Mark appreciates what we (that will be the teachers, librarians and other community workers) do, and ‘his door is always open’ if we want to speak to him. A yellow party bag saw Mark back off to Parliament.

Sabine Bonewitz

The next session was a talk by Sabine Bonewitz from Stiftung Lesen, the German Reading Foundation. She talked about encouraging parents to read with their children, spreading the joy of reading. Sabine had statistics to show us, she talked about their bookbags which feature a kangaroo (big steps) and finished by astounding everyone with German McDonald’s collaboration for reading, offering books with their Happy Meals.

Following this Happy idea, we all went our separate ways to different workshops. I had chosen to hear Alison Murray talk about Navigating the Story Arc. Important facts about reading picture books is that you do it in company, and that the paper can be tactile, and you might even want to sniff it. Boardbooks you can ‘eat.’

Alison Murray

Alison showed us a sketch of John Dewey’s shape of stories, showing how it fits almost every book; reading us her own Hare and Tortoise. Before finishing she read us her new picture book, Dino Duckling, a kinder version of The Ugly Duckling. It was lovely.

All in all, delegates will have gone home with much to think about, and lots to try on their own small ‘customers.’ As for me, I went in search of eldest Offspring, who was once much smaller than he is now.

‘I am Mary Queen of Scots’

Or so Alex Nye claimed, when she launched For My Sins at Blackwells last night. (She laughed when she said it. So she’s perhaps not entirely serious about it.) It’s her first adult novel, and it’s about Mary, Queen of Scots.

Mary Queen of Scots

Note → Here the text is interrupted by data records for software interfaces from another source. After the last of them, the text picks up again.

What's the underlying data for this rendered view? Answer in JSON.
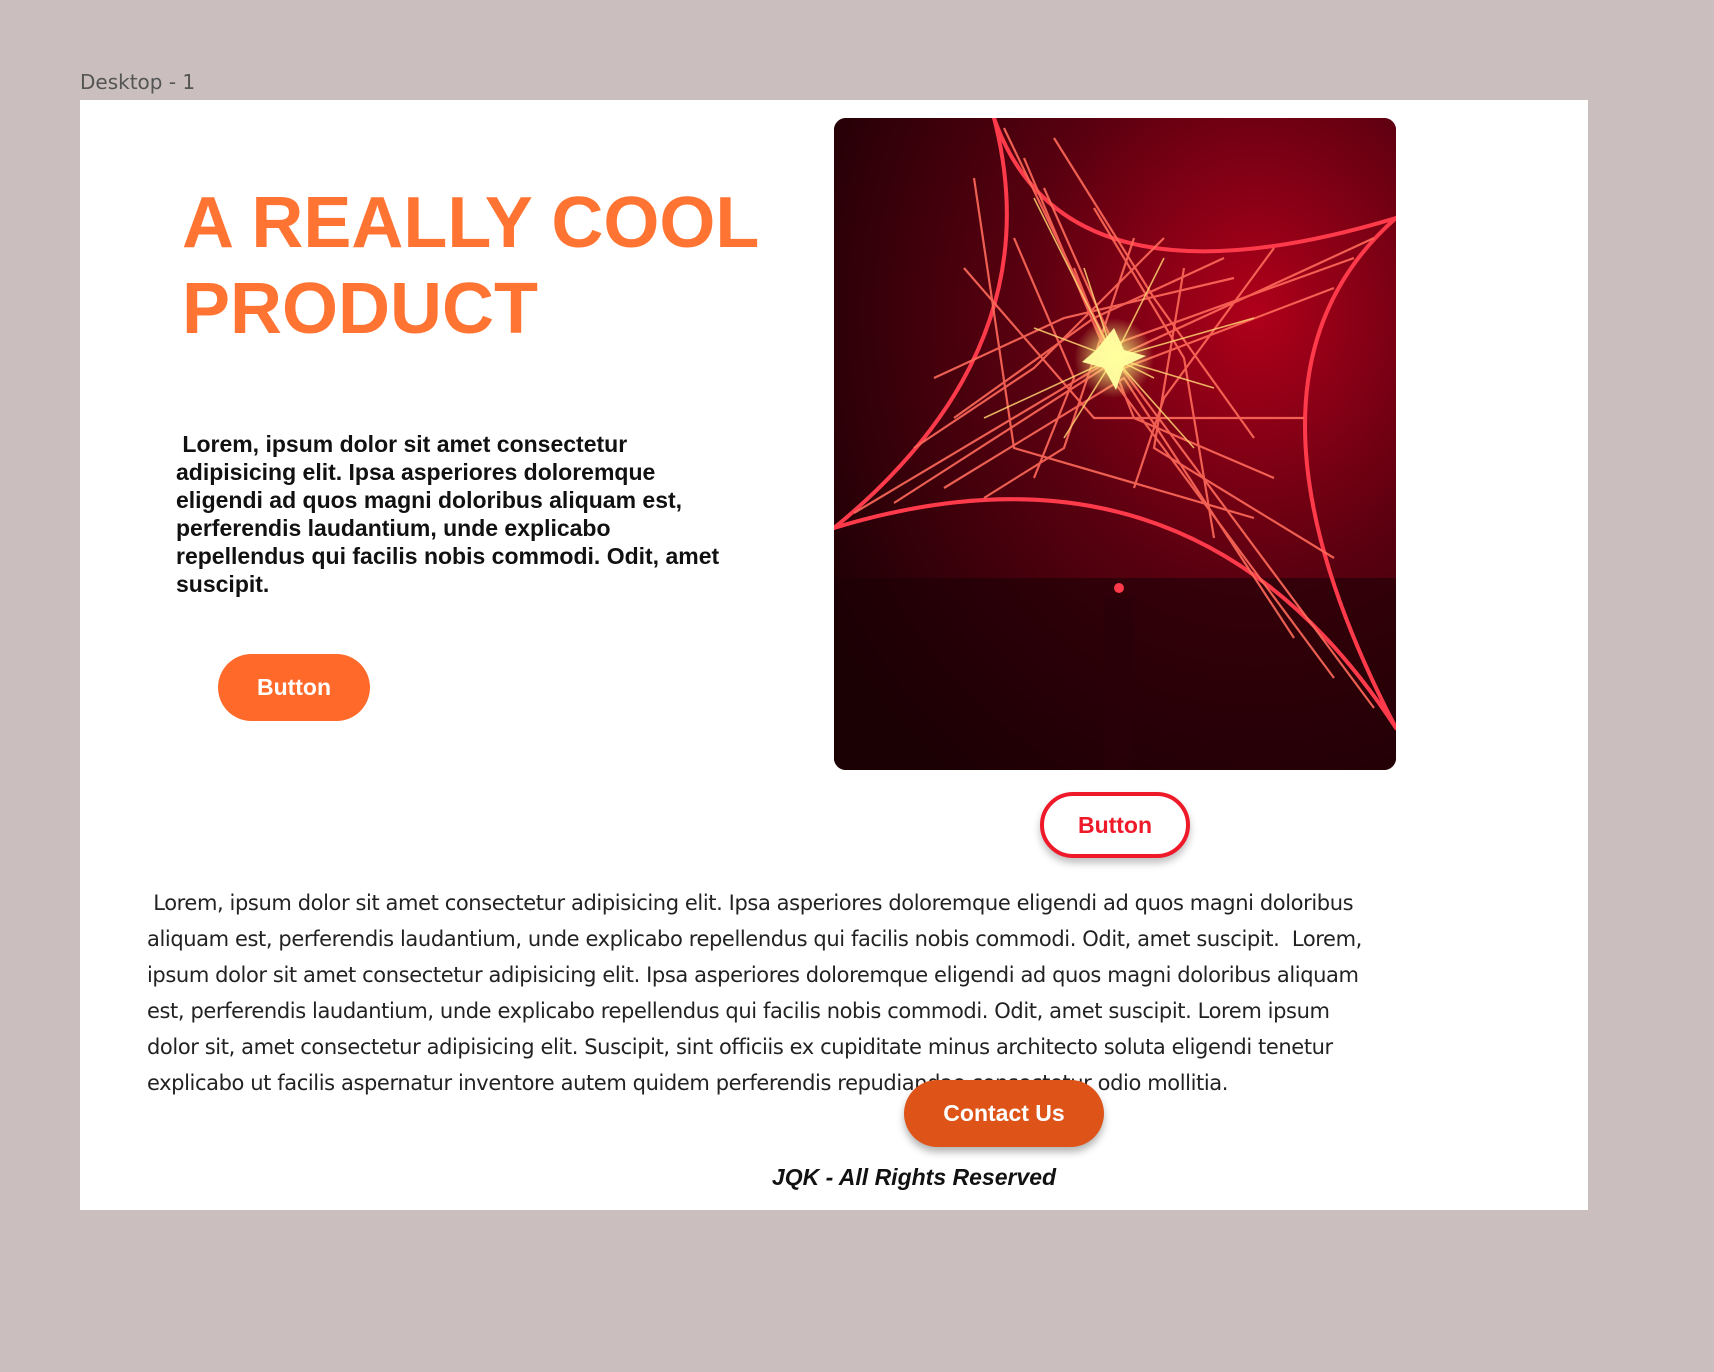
{
  "canvas": {
    "frame_label": "Desktop - 1"
  },
  "hero": {
    "title": "A REALLY COOL PRODUCT",
    "description": " Lorem, ipsum dolor sit amet consectetur adipisicing elit. Ipsa asperiores doloremque eligendi ad quos magni doloribus aliquam est, perferendis laudantium, unde explicabo repellendus qui facilis nobis commodi. Odit, amet suscipit.",
    "primary_button": "Button",
    "image_icon": "product-image",
    "secondary_button": "Button"
  },
  "content": {
    "body": " Lorem, ipsum dolor sit amet consectetur adipisicing elit. Ipsa asperiores doloremque eligendi ad quos magni doloribus aliquam est, perferendis laudantium, unde explicabo repellendus qui facilis nobis commodi. Odit, amet suscipit.  Lorem, ipsum dolor sit amet consectetur adipisicing elit. Ipsa asperiores doloremque eligendi ad quos magni doloribus aliquam est, perferendis laudantium, unde explicabo repellendus qui facilis nobis commodi. Odit, amet suscipit. Lorem ipsum dolor sit, amet consectetur adipisicing elit. Suscipit, sint officiis ex cupiditate minus architecto soluta eligendi tenetur explicabo ut facilis aspernatur inventore autem quidem perferendis repudiandae consectetur odio mollitia.",
    "contact_button": "Contact Us"
  },
  "footer": {
    "text": "JQK - All Rights Reserved"
  },
  "colors": {
    "canvas_bg": "#cabebe",
    "title_orange": "#ff7433",
    "primary_button": "#ff6a2b",
    "outline_red": "#ee1a2a",
    "contact_button": "#de5418"
  }
}
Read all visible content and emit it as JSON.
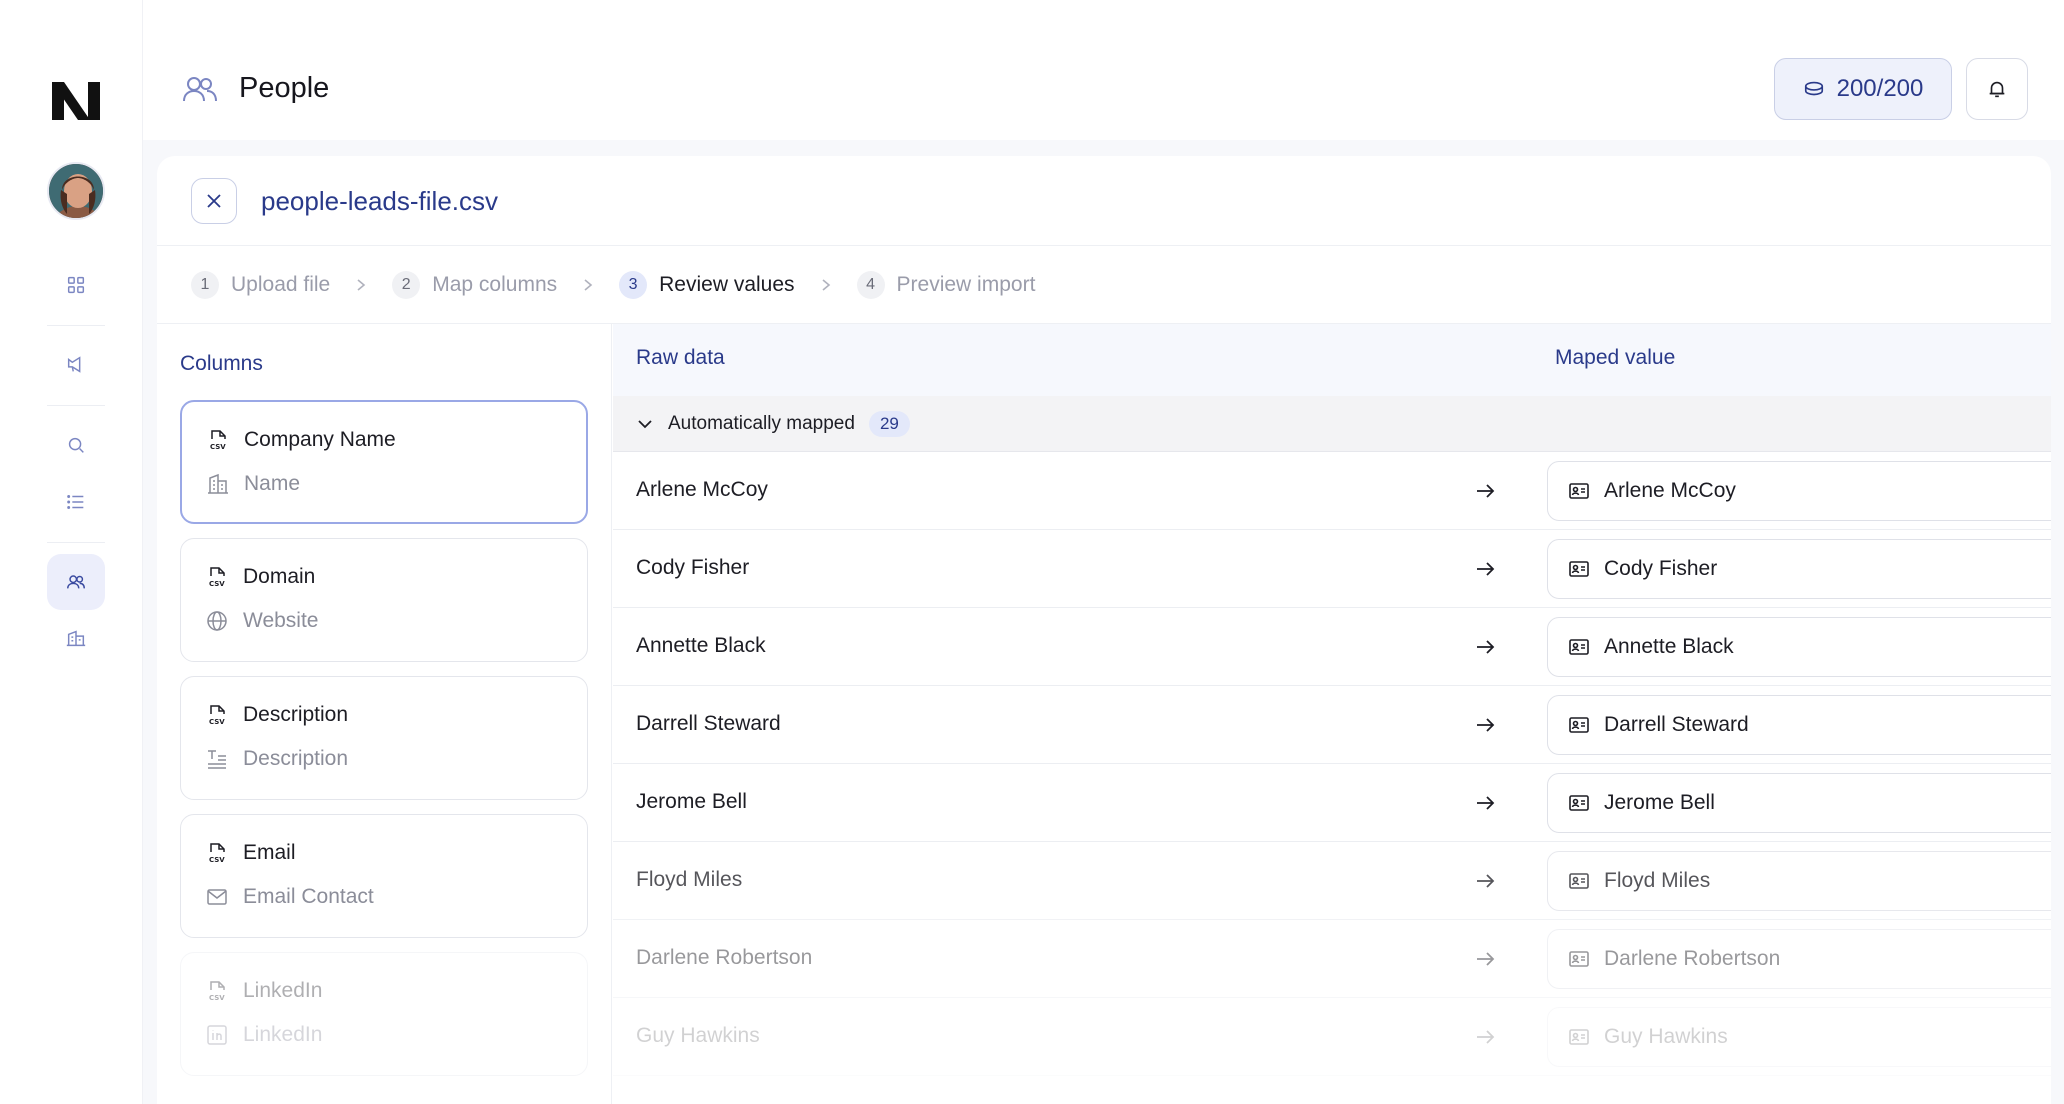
{
  "header": {
    "title": "People",
    "credits": "200/200"
  },
  "file": {
    "name": "people-leads-file.csv"
  },
  "steps": [
    {
      "num": "1",
      "label": "Upload file"
    },
    {
      "num": "2",
      "label": "Map columns"
    },
    {
      "num": "3",
      "label": "Review values"
    },
    {
      "num": "4",
      "label": "Preview import"
    }
  ],
  "columns": {
    "title": "Columns",
    "items": [
      {
        "source": "Company Name",
        "target": "Name",
        "target_icon": "building-icon"
      },
      {
        "source": "Domain",
        "target": "Website",
        "target_icon": "globe-icon"
      },
      {
        "source": "Description",
        "target": "Description",
        "target_icon": "text-icon"
      },
      {
        "source": "Email",
        "target": "Email Contact",
        "target_icon": "mail-icon"
      },
      {
        "source": "LinkedIn",
        "target": "LinkedIn",
        "target_icon": "linkedin-icon"
      }
    ]
  },
  "table": {
    "raw_header": "Raw data",
    "mapped_header": "Maped value",
    "group": {
      "label": "Automatically mapped",
      "count": "29"
    },
    "rows": [
      {
        "raw": "Arlene McCoy",
        "mapped": "Arlene McCoy"
      },
      {
        "raw": "Cody Fisher",
        "mapped": "Cody Fisher"
      },
      {
        "raw": "Annette Black",
        "mapped": "Annette Black"
      },
      {
        "raw": "Darrell Steward",
        "mapped": "Darrell Steward"
      },
      {
        "raw": "Jerome Bell",
        "mapped": "Jerome Bell"
      },
      {
        "raw": "Floyd Miles",
        "mapped": "Floyd Miles"
      },
      {
        "raw": "Darlene Robertson",
        "mapped": "Darlene Robertson"
      },
      {
        "raw": "Guy Hawkins",
        "mapped": "Guy Hawkins"
      }
    ]
  },
  "colors": {
    "accent": "#2a3a8a",
    "accent_light": "#e3e8fa",
    "border": "#e4e6ec"
  }
}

The real Mary was there too, and she was looking good for her age. Actually, on such a dark and stormy night when the rest of us were pretty drenched, I have to point out that Mary looked both dry and beautiful.

As I ran in, Tesco prawn sandwich in hand, Alex and her publisher Clare were already there, and Mary turned up soon after. She posed for photos like Royals tend to do, and I believe she even showed off what was under her skirt. Honestly. I ate my sandwich, turned down the offer of wine and was rescued from dying of thirst by the lovely Ann Landmann of Blackwells.

Roy Gill, Kirkland Ciccone and Mary Queen of Scots

We admired the book, which has unusually nice looking pages. I know this sounds strange, but it does. Several other authors turned up to celebrate, among them Kirkland Ciccone wearing a rather loud outfit, Roy Gill who looked suitably handsome, Gill Arbuthnott, Philip Caveney (or was it Danny Weston? They look so alike…) with Lady Caveney, and then Kate Leiper came and sat next to me again.

Alex talked about her love of Scottish history, and for Mary, about her research, and walking round Edinburgh for two years (that must have been tiring) to see the places Mary went, and visiting all her castles. And 28 years on, the book is finally here.

Alex Nye and Mary Queen of Scots

Luckily Alex has managed to get hold of Mary’s diary from her time ‘in jail,’ which must be considered a bit of a royal scoop.

Kate Leiper, Gill Arbuthnott, Kirkland Ciccone and Roy Gill

There was a signing afterwards, and much literary gossip. It was almost a shame some of us had to go home, but I couldn’t leave my chauffeur in the Park&Ride all night.

Alex Nye

I’m just over halfway through the book so far, and I have a dreadful feeling this isn’t going to end well.